An executive with an unprecedented banking experience who was respected by many high-profilers that run the world’s economy, Mr. Voutsinas, was often asked to offer advice to top Greek government officials. The economic crisis that hit his homeland, was something that concerned him greatly. In a past interview with Greek Reporter, Mr. Voutsinas had supported Greece’s stance to stay in the eurozone as the only path to get out of the crisis, but he had expressed concern for political practices the country follows. However, he always believed that Greece will come out of the crisis stronger, given that the necessary reforms will take place. We will overcome this crisis “as we always have in our history,” he had told Greek Reporter.
Besides being an example in his professional life, Mr. Voutsinas had set the bar even higher in his family life.
A devoted husband and father, he always talked with admiration about his wife, Aristea, and expressed pride for his daughters’ accomplishments in life. He loved spending time with his grandchildren, granting them every wish.
A selfless mentor and friend to many entrepreneurs, Mr. Voutsinas, was always available to offer advice to the young people who often knocked on his door, in many cases, opening his office to young professionals he didn’t even know.
“We have to help the younger generations as much as we can,” he used to say with a sense of great responsibility towards the future generations. On the same path were his philanthropical endeavors, many of which were never made public. After all “it is the good deed that gives you happiness, not the credit for it” he used to say.
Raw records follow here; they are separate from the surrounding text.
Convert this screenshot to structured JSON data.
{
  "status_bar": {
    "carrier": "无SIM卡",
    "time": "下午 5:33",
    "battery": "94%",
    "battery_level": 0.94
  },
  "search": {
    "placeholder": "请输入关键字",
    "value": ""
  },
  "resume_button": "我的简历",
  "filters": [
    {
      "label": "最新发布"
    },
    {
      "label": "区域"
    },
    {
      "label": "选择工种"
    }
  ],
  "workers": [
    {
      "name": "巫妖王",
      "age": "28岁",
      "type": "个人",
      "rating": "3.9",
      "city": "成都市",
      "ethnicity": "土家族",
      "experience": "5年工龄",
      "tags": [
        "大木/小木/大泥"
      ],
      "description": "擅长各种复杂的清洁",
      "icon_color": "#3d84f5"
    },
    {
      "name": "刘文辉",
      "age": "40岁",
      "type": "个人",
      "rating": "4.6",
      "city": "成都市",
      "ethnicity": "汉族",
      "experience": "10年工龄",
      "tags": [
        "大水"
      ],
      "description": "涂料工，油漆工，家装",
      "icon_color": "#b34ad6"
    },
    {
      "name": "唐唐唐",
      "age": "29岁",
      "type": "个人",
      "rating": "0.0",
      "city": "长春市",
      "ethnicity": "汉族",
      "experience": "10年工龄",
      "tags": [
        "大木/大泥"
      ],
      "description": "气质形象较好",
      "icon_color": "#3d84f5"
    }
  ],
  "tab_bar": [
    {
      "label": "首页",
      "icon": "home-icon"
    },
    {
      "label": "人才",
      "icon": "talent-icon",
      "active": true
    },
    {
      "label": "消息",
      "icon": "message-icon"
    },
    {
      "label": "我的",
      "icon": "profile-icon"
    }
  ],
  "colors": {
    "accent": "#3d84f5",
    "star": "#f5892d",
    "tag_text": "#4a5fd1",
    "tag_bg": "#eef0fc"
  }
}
Mr. Voutsinas has been honored for his service to the community by The New York State Senate, The New York State Assembly, The Child’s Center of NY, The March of Dimes, the Greek Orthodox Archdiocesan Philoptochos Society and many other institutions.
Spiros J. Voutsinas is survived by his wife Aristea, their daughters, Jean Close and Christina Kafes, and grandchildren, Owen, Celeste, Oliver and Lexington.
A funeral service will take place on Wednesday, April 30, 2014 at 10:00 am, at the Greek Orthodox Cathedral of St. Paul (110 Cathedral Avenue, Garden City, New York 11550).
In lieu of flowers, the family would appreciate donations in memory of Spiros to go to the reconstruction of the St. Demetrious Greek Orthodox Church in Merrick.
For information about services or to leave condolences please visit www.massapequafuneralhome.com/obituary/spiros-j-voutsinas/.